LAST WEEK, WHILE going over some notes that dated back some 40 years, I came across an observation of the 19th century German nationalist and historian Heinrich von Treitschke that had been carefully copied. Writing on the furore over the German annexation of Alsace-Lorraine in 1870, Treitschke had written: “We Germans, who know both Germany and France, know what is for the good of the Alsatians than do those unhappy people themselves… We desire, even against their will, to restore them to themselves.”

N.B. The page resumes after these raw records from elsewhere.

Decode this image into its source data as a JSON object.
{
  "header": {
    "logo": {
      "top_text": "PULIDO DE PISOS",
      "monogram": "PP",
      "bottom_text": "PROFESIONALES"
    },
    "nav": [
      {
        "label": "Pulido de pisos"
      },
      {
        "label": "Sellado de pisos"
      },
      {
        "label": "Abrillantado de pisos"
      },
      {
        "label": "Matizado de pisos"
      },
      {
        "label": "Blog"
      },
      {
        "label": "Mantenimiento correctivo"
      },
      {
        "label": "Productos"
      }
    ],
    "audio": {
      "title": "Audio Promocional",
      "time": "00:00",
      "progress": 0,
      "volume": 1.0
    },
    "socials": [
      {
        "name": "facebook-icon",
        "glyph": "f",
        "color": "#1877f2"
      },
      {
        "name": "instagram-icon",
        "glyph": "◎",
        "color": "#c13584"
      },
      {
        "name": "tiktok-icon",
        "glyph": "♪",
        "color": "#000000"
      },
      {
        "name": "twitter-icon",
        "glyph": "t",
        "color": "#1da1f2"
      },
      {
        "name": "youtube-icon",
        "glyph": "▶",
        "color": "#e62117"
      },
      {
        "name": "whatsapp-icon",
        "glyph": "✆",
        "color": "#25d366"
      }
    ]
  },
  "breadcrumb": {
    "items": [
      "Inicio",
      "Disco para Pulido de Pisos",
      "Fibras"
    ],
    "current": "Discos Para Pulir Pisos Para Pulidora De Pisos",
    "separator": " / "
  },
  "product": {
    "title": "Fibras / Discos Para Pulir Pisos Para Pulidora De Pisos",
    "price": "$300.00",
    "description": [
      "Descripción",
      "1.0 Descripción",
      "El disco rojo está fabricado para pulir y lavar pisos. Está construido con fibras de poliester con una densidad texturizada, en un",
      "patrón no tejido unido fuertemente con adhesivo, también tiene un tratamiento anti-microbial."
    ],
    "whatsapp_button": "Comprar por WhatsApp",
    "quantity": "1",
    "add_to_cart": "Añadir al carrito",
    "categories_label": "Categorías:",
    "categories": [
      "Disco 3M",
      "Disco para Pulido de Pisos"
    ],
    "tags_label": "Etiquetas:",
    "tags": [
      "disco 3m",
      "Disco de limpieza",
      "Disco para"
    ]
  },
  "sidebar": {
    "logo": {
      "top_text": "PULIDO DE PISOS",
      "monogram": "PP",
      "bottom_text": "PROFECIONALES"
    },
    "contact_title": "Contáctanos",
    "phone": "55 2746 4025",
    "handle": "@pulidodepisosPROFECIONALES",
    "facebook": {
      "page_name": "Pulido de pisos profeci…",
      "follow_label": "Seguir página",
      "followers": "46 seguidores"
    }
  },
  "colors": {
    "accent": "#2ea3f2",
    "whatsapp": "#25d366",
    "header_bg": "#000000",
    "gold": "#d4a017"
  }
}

The profound arrogance that sometimes manifests itself in supposedly knowing what is good for others is a necessary hallmark of politics. The successful ability to aggregate the expressed and innermost thoughts of people is what makes for good politics in a democracy. To encapsulate the popular will and aspirations is, however, just one (less creative) part of politics. A great leader, by very definition, must chart a way through unknown territory. He must inspire enough confidence in people to make them realise that the path not taken was the less worthwhile option. A less worthwhile leader, however, is unlikely to venture into unknown territory and would prefer to play safe, for this too often promises electoral dividends.
The challenges in politics are, therefore, daunting and the successful exercise of choice doesn’t, under any circumstances, guarantee an honoured place in the history books. It is risk-taking all the way.
This homily on politics and leadership has been occasioned by an issue that has been thrust on India by international developments. Until, say, 2018, few of us in this country had devoted much attention to the phenomenon of cryptocurrencies. Yes, some had undeniably heard of Bitcoin but probably had the haziest idea of what it was all about. The idea of an unregulated international virtual currency belonged either to the realm of science fiction or was believed to be some complex and incomprehensible financial instrument best known to the buffs. At one time, I remember thinking that cryptocurrency was—like Esperanto—a noble but unrealisable endeavour. In any case, most of us believed that there were other more pressing problems confronting India.
I don’t know whether it was a Supreme Court judgment or the macabre attraction of something new, but the latest indicators suggest that 10.7 crore Indians have put money into Bitcoin, Ethereum or one of the umpteen crypto-tokens that have proliferated globally. That makes Indians the largest group to experiment with this phenomenon. The governor of the Reserve Bank recently said that cryptocurrency wasn’t too much of an issue in India. He was wrong. The non-official estimates suggest that India at 10.7 crypto investors is way ahead of the 2.74 crore in the US, 1.74 crore in Russia and 1.30 crore in Nigeria. Today, by investing as little as `500, an Indian can have a stake in a crypto-token.
Admittedly, the crypto-token trade has an illegal and sinister dimension to it. There are constant allegations that drug money, terror funding and the proceeds of corruption are parked into crypto-tokens. The Government has even taken legal action against some believed to have undertaken money laundering using crypto-tokens. The charges are entirely believable and criminality invariably flows from total deregulation and anarchy.
However, in the main, crypto-tokens appear to have found favour with small-time investors, mainly the young, who are in it for two reasons. Firstly, there is a clear speculative dimension in trading in things where prices can rise or fall by as much as 5 per cent in a single day, and where canny speculators can double or even treble their money in six months. They can also lose all their invested capital. Secondly, there appears to be a clear link between the trade in crypto-tokens and blockchain technology. I am no expert in this field, but those who know suggest that some of the more interesting innovations, such as the near-instant and cheap transmission of money across national boundaries, have been effected by some crypto-tokens. Then there is this whole business of data mining which involves the buffs resolving utterly complex mathematical problems, for a fee, of course.
It is the second issue that needs to be examined very carefully by policymakers. There is often an instinctive delight in banning something that politicians and babus can neither control, nor truly comprehend. They can presume to safeguard the moral and financial health of citizens because they just know what is good for us—as Treitschke suggested was the case with the Germans and Alsatians. Alternatively, we can loosely regulate, learn and keep faith in people’s good judgement.